            Europe played a big part in Star history in 1930 which began at Havana when Colin Ratsey won the Mid‑Winter championship with his Joy for the Solent. Ace placed second and Catherine and Jessica tied for third. Those just mentioned, except the Ace were the daily winners. The Catherine, skippered by F. W. Teves with Commodore Corry as crew, won the Bacardi Series for Western Long Island Sound but only after defeating Joy in the sail‑off, having finished the series tied with the British yacht.
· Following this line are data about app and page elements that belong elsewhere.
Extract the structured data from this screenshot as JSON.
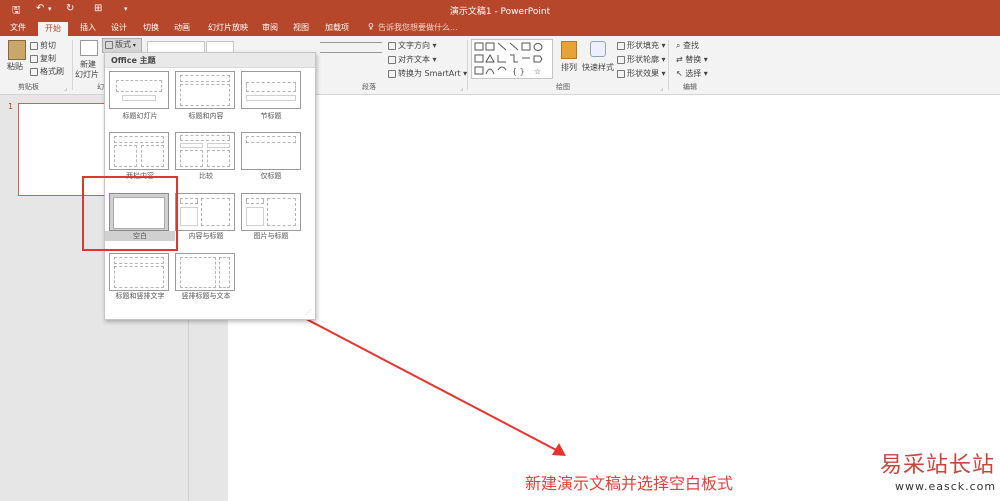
{
  "window": {
    "title": "演示文稿1 - PowerPoint",
    "search_hint": "告诉我您想要做什么..."
  },
  "tabs": [
    "文件",
    "开始",
    "插入",
    "设计",
    "切换",
    "动画",
    "幻灯片放映",
    "审阅",
    "视图",
    "加载项"
  ],
  "active_tab": "开始",
  "ribbon": {
    "clipboard": {
      "paste": "粘贴",
      "cut": "剪切",
      "copy": "复制",
      "format_painter": "格式刷",
      "label": "剪贴板"
    },
    "slides": {
      "new_slide": "新建",
      "new_slide2": "幻灯片",
      "layout_button": "版式",
      "label": "幻"
    },
    "paragraph": {
      "text_direction": "文字方向",
      "align_text": "对齐文本",
      "convert_smartart": "转换为 SmartArt",
      "label": "段落"
    },
    "drawing": {
      "arrange": "排列",
      "quick_styles": "快速样式",
      "shape_fill": "形状填充",
      "shape_outline": "形状轮廓",
      "shape_effects": "形状效果",
      "label": "绘图"
    },
    "editing": {
      "find": "查找",
      "replace": "替换",
      "select": "选择",
      "label": "编辑"
    }
  },
  "slide_panel": {
    "slide_number": "1"
  },
  "layout_gallery": {
    "header": "Office 主题",
    "layouts": [
      "标题幻灯片",
      "标题和内容",
      "节标题",
      "两栏内容",
      "比较",
      "仅标题",
      "空白",
      "内容与标题",
      "图片与标题",
      "标题和竖排文字",
      "竖排标题与文本"
    ],
    "selected": "空白"
  },
  "annotation": {
    "text": "新建演示文稿并选择空白板式",
    "color": "#e0413c"
  },
  "watermark": {
    "brand": "易采站长站",
    "url": "www.easck.com"
  },
  "colors": {
    "accent": "#b7472a",
    "highlight": "#e3342f"
  }
}
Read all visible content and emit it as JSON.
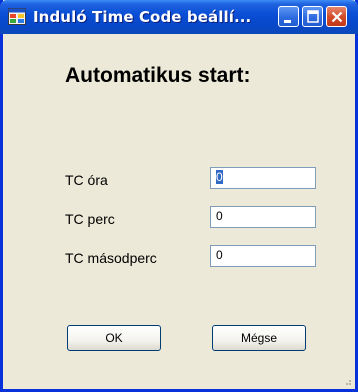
{
  "window": {
    "title": "Induló Time Code beállí...",
    "icon": "window-app-icon"
  },
  "title_buttons": {
    "minimize": "minimize-icon",
    "maximize": "maximize-icon",
    "close": "close-icon"
  },
  "heading": "Automatikus start:",
  "fields": [
    {
      "label": "TC óra",
      "value": "0"
    },
    {
      "label": "TC perc",
      "value": "0"
    },
    {
      "label": "TC másodperc",
      "value": "0"
    }
  ],
  "buttons": {
    "ok": "OK",
    "cancel": "Mégse"
  },
  "colors": {
    "titlebar": "#0a4fd6",
    "window_bg": "#ece9d8",
    "close_button": "#d14a26",
    "selection": "#316ac5"
  }
}
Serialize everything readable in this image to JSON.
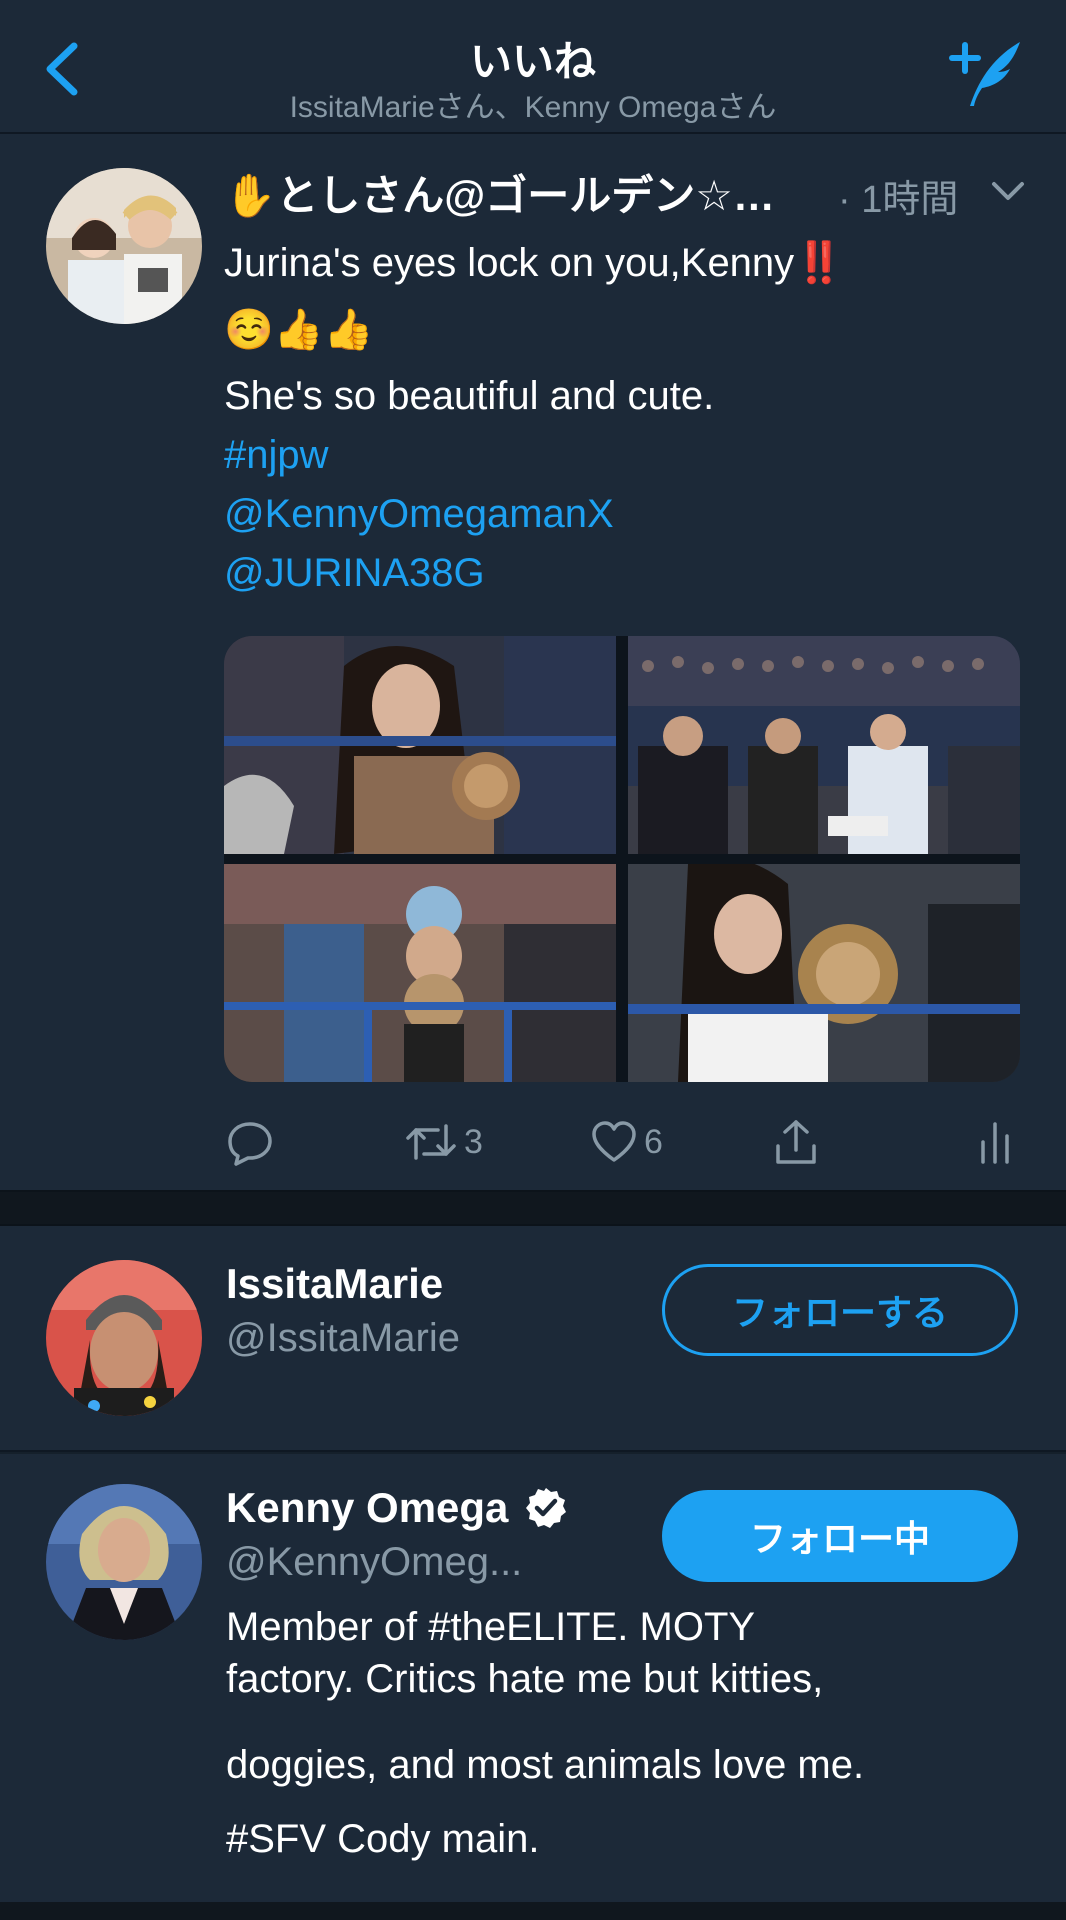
{
  "nav": {
    "title": "いいね",
    "subtitle": "IssitaMarieさん、Kenny Omegaさん",
    "back_icon": "chevron-left-icon",
    "compose_icon": "compose-tweet-icon",
    "accent": "#1da1f2"
  },
  "tweet": {
    "author_emoji": "✋",
    "author": "としさん@ゴールデン☆…",
    "time": "· 1時間",
    "text_line1": "Jurina's eyes lock on you,Kenny‼️",
    "text_line2": "☺️👍👍",
    "text_line3": "She's so beautiful and cute.",
    "hashtag": "#njpw",
    "mention1": "@KennyOmegamanX",
    "mention2": "@JURINA38G",
    "retweet_count": "3",
    "like_count": "6"
  },
  "users": [
    {
      "name": "IssitaMarie",
      "handle": "@IssitaMarie",
      "button_label": "フォローする",
      "following": false
    },
    {
      "name": "Kenny Omega",
      "handle": "@KennyOmeg...",
      "verified": true,
      "button_label": "フォロー中",
      "following": true,
      "bio_line1": "Member of #theELITE. MOTY",
      "bio_line2": "factory. Critics hate me but kitties,",
      "bio_line3": "doggies, and most animals love me.",
      "bio_line4": "#SFV Cody main."
    }
  ],
  "colors": {
    "background": "#15202b",
    "card": "#1c2938",
    "secondary_text": "#8899a6",
    "link": "#1da1f2"
  }
}
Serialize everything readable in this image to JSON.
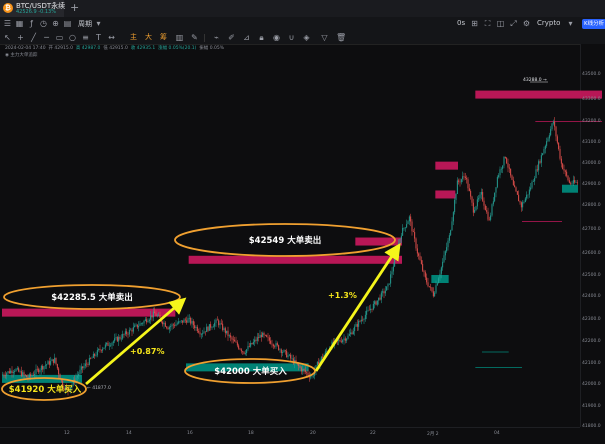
{
  "tab": {
    "title": "BTC/USDT永续",
    "subtitle": "42526.9 -0.13%",
    "logo": "₿"
  },
  "toolbar": {
    "timeframe": "周期",
    "interval": "0s",
    "broker": "Crypto",
    "ai_button": "K线分析",
    "cn_tools": [
      "主",
      "大",
      "筹"
    ]
  },
  "info": {
    "line1_date": "2024-02-04 17:40",
    "line1_open": "开 42915.0",
    "line1_high": "高 42987.0",
    "line1_low": "低 42915.0",
    "line1_close": "收 42935.1",
    "line1_change": "涨幅 0.05%(20.1)",
    "line1_amp": "振幅 0.05%",
    "line2": "主力大单追踪"
  },
  "annotations": {
    "sell1": "$42285.5 大单卖出",
    "sell2": "$42549 大单卖出",
    "buy1": "$41920 大单买入",
    "buy2": "$42000 大单买入",
    "pct1": "+0.87%",
    "pct2": "+1.3%",
    "min_label": "← 41877.0",
    "max_label": "43288.0 →"
  },
  "price_ticks": [
    "43500.0",
    "43300.0",
    "43200.0",
    "43100.0",
    "43000.0",
    "42900.0",
    "42800.0",
    "42700.0",
    "42600.0",
    "42500.0",
    "42400.0",
    "42300.0",
    "42200.0",
    "42100.0",
    "42000.0",
    "41900.0",
    "41800.0",
    "41700.0"
  ],
  "time_ticks": [
    "12",
    "14",
    "16",
    "18",
    "20",
    "22",
    "2月 2",
    "04"
  ],
  "colors": {
    "up": "#26a69a",
    "down": "#ef5350",
    "sell_block": "#c2185b",
    "buy_block": "#00897b",
    "ellipse": "#f0a030",
    "arrow": "#f5f51b"
  },
  "chart_data": {
    "type": "candlestick",
    "ylim": [
      41700,
      43600
    ],
    "start_price": 41960,
    "path": [
      [
        0,
        41960
      ],
      [
        10,
        41990
      ],
      [
        20,
        41945
      ],
      [
        30,
        42000
      ],
      [
        40,
        42040
      ],
      [
        46,
        41905
      ],
      [
        50,
        41880
      ],
      [
        60,
        41990
      ],
      [
        75,
        42100
      ],
      [
        90,
        42160
      ],
      [
        105,
        42230
      ],
      [
        115,
        42280
      ],
      [
        125,
        42210
      ],
      [
        140,
        42250
      ],
      [
        150,
        42180
      ],
      [
        162,
        42240
      ],
      [
        172,
        42150
      ],
      [
        182,
        42080
      ],
      [
        195,
        42170
      ],
      [
        205,
        42120
      ],
      [
        215,
        42060
      ],
      [
        225,
        41990
      ],
      [
        233,
        41950
      ],
      [
        238,
        42030
      ],
      [
        248,
        42120
      ],
      [
        260,
        42160
      ],
      [
        270,
        42250
      ],
      [
        280,
        42330
      ],
      [
        290,
        42420
      ],
      [
        295,
        42560
      ],
      [
        300,
        42700
      ],
      [
        306,
        42780
      ],
      [
        312,
        42600
      ],
      [
        318,
        42460
      ],
      [
        324,
        42380
      ],
      [
        330,
        42520
      ],
      [
        336,
        42680
      ],
      [
        342,
        42960
      ],
      [
        348,
        43000
      ],
      [
        354,
        42820
      ],
      [
        360,
        42900
      ],
      [
        366,
        42760
      ],
      [
        372,
        42990
      ],
      [
        378,
        43100
      ],
      [
        384,
        42940
      ],
      [
        390,
        42840
      ],
      [
        396,
        42920
      ],
      [
        402,
        43040
      ],
      [
        408,
        43160
      ],
      [
        414,
        43280
      ],
      [
        420,
        43060
      ],
      [
        426,
        42960
      ],
      [
        432,
        42960
      ]
    ],
    "big_orders": [
      {
        "side": "sell",
        "price": 43420,
        "from": 355,
        "to": 450
      },
      {
        "side": "sell",
        "price": 43050,
        "from": 325,
        "to": 342
      },
      {
        "side": "sell",
        "price": 42900,
        "from": 325,
        "to": 340
      },
      {
        "side": "sell",
        "price": 42655,
        "from": 265,
        "to": 300
      },
      {
        "side": "sell",
        "price": 42560,
        "from": 140,
        "to": 300
      },
      {
        "side": "sell",
        "price": 42285,
        "from": 0,
        "to": 130
      },
      {
        "side": "buy",
        "price": 42930,
        "from": 420,
        "to": 432
      },
      {
        "side": "buy",
        "price": 42460,
        "from": 322,
        "to": 335
      },
      {
        "side": "buy",
        "price": 42000,
        "from": 138,
        "to": 230
      },
      {
        "side": "buy",
        "price": 41940,
        "from": 0,
        "to": 60
      }
    ]
  }
}
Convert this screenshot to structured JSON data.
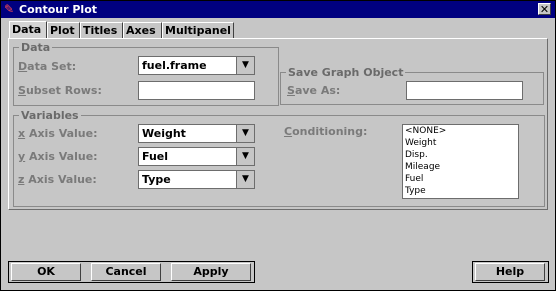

Teves, Roberts, Iselin, and Atwater made up the American team that defeated Cuba for the fifth consecutive time, the score being twenty‑three to fifteen.

            During 1930 the Association was served with appointed officials that for the first time did their work with enthusiasm and efficiency This was the last touch needed to make the I.S.C.Y.R.A. a well organized, smooth running machine, with every department functioning as intended. Stars of the new rig won almost every major event during the year, bringing to an end months of controversy over the respective merits of both rigs. The new was made the one and only official rig for the future, rejuvenating the Star as it entered its twenty‑first active season of racing. As to the many other important races and activities of 1930, they are told elsewhere in this Twentieth Anniversary Number of the "Log of the Star Class", together with the story of Western Long Island Sound's return to the spotlight.

            There is much more that might be told but space forbids. Suffice it that through the energy and hardworking persistence of a few enthusiasts, the handful of crude, little, gaff‑rigged Stars of twenty years ago has spread to the far corners of the earth. In Europe, Asia, North and South America fleets are now racing and in many another unsung body of water on far continents isolated Stars are paving the way for future growth. No other class has accomplished so much for the cause of clean, competitive, Corinthian windjamming. Every last member of the Association, whether he be on the sunny Mediterranean, the wide Pacific, or on any of the host of bays, harbors, lakes and rivers of the world which are dotted with the trim little Gardner sloops has good reason to be proud of the organization to which he belongs as he ponders what it has done for the sport he loves. Your class has become not only the largest but the most active and enthusiastic that yachting has ever known or probably ever will know, at least within the span of life of those who read this history.





Organization / year / built / total no. / average yachts per fleet / fleets / countries

None / 1911 / 33/ -- / -- / 1

None / 1912 / 2 / 35 / -- / 1

None / 1913 / 9 / 44 / -- / 1

None / 1914 / 7 / 51 / -- / 1

S.C.A. of A. / 1915 / 6 / 57 / -- / 1

S.C.A. of A. / 1916 / 5 / 62 / -- / 1

S.C.A. of A. / 1917 / 25 / 87 / -- / 1

S.C.A. of A. / 1918 / 2 / 89 / -- / 1

S.C.A. of A. / 1919 / 5 / 94 / -- / 1

S.C.A. of A. / 1920 / 7 / 101 / -- / 1

S.C.A. of A. / 1921 / 1 / 102 / -- / 1

S. C. Y. R. A. / 1922 / 8 / 110 / 9 / 12 / 1

I.S.C.Y.R.A. / 1923 / 54 / 164 / 14 / 12 / 2

I.S.C.Y.R.A. / 1924 / 85 / 249 / 27 / 9.2 / 4

I.S.C.Y.R.A. / 1925 / 78 / 327 / 29 / 11 / 5

I.S.C.Y.R.A. / 1926 / 69 / 396 / 30 / 13.2 / 6

I.S.C.Y.R.A. / 1927 / 74 / 470 / 34 / 13.8 / 7

I.S.C.Y.R.A. / 1928 / 85 / 555 / 38 / 14.6 / 8

I.S.C.Y.R.A. / 1929 / 101 / 656 / 42 / 15.3 / 9

I.S.C.Y.R.A. / 1930 / 137 / 793 / 52 / 15.2 / 12


During above period seven fleets had their charters revoked: New South Wales, Prince Edward Island, Buzzards Bay, St. Andrews Bay, Puget Sound, S. E. Florida, and Mississippi Sound. British Columbia became the Gulf of Georgia Fleet. Southern California subdivided into San Diego Bay, Newport Harbor, Santa Barbara, and Los Angeles Harbor, the latter then becoming the Long Beach fleet. Western L. I. yielded a Central L. I. fleet. Lake Erie split up into Western, Central and later Southern Lake Erie. Lake Ontario's charter was revoked but renewed again in 1930. The average number of boats per fleet does not take into consideration about twenty Isolated boats, including the six in countries without enough Stars to organize, and this would tend to slightly reduce the percentage shown.